Did You Just Say That? Understanding Gender-Specific Communication Styles
Not sure why members of your multigender team appear to misunderstand each other despite speaking the same language? Here is the single most important point to remember about genderlect. It’s real.
The era of gender equality has long since dawned, and while everyone should be working towards a happier, more inclusive society, a quick Google search shows that American women are still very poorly represented in top leadership positions. While many factors are no doubt at play here, different communication styles between men and women can play a significant role in who gets promoted and who doesn’t. In addition, misinterpretation of messages can cause much tension between the genders. To make the situation even more frustrating, what can appear to be gender discrimination is often nothing of the sort.
As a linguistics student, I was fascinated to discover the work of Deborah Tannen, professor of linguistics at Georgetown University and a top-selling author. As a sociolinguist, Dr. Tannen has spent years studying the differences between male and female language rituals, or the way in which each communicates. She also coined the term genderlect. While her work clearly states that there are never any hard and fast rules due to a host of cultural and personality differences, the two groups have universal differences that, if navigated with awareness, can help us to understand each other better and could go a long way towards correcting inequality.
Say What You Mean and Mean What You Say
While male and female communication styles are equal in status, their effects often are not. That’s because most communication has two messages: the actual message, which carries the significance of the words, and the meta-message, which is the intended meaning.
We all do it, and we have all experienced it.
Imagine, for instance, that a group has to decide on a new color for their office. Everyone says green, except the one person who says, “Green?” That statement can easily be taken as criticism, but the speaker could simply have meant: “I have no problem with green, but I thought we agreed on yellow last week.” This is just one simple example of how messages can be misinterpreted.
What’s the Difference?
According to Dr. Tannen and many other scholars, our gender cultures develop differently as children.
Young girls generally play in smaller, more exclusive groups where talking—and especially sharing secrets—is the main currency. Their friendships revolve more around forming exclusive groups and inclusion. Domineering girls tend to be less desirable as friends and are more likely to be avoided by other girls. In contrast, young boys play in larger groups where the focus is more on hierarchy and the most domineering boy becomes the leader. For them, the focus is on the activity and their spot in the food chain.

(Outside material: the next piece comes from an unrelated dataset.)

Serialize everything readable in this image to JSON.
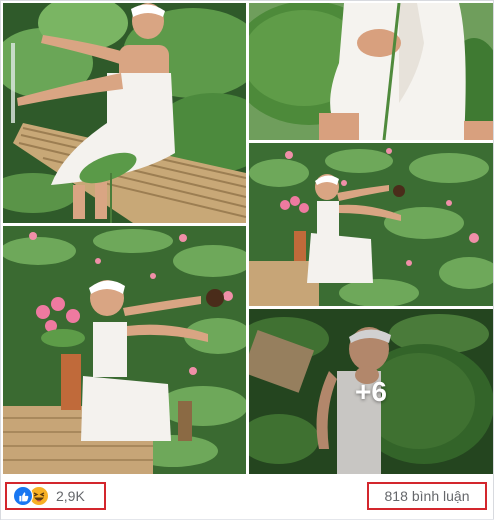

Dr. Tannen’s research also suggests that women tend to be less direct, making suggestions and negotiating outcomes so as not to seem domineering. Men tend to prefer very direct responses because uncertainty—or not knowing—is generally considered to be a weakness. In contrast, women tend to check in with everyone affected by their decisions before they take action. This promotes inclusivity and a woman avoids coming across as domineering. In male pecking orders, this can again count as a weakness as men are used to physically challenging each other on the playground. According to Dr. Tannen, men usually make decisions with the understanding that if anyone disagrees, they’ll say so or challenge the decision afterward.
While I’m sure that the majority of people want equality in the workplace, and females did make up nearly 50 percent of the American labor force in 2010, the lion’s share of top leadership positions is still dominated by men. In fact, only 4.8 percent of the world’s Fortune 5000 companies’ CEOs were women in 2018, a total of 24 to be precise. By becoming aware of the differences between our genderlects and by growing an understanding of and empathy for each other’s meta-messages, this landscape can potentially be changed quite drastically.
Imagine sitting in a meeting and instead of feeling hurt because she was interrupted by a male colleague, a woman can gather herself and challenge him on the point openly instead of fearing conflict. Even better, imagine the shift in office dynamics when an apparently distant CEO starts negotiating decisions with female counterparts and checking that he understands what they are saying instead of dismissing them as being too weak to flourish in top positions.
While it may be tough establishing an idea that at first appears to take power from one to give to another, great communication is nothing of the sort. Instead, it empowers people, strengthens teams, and holds phenomenal growth potential.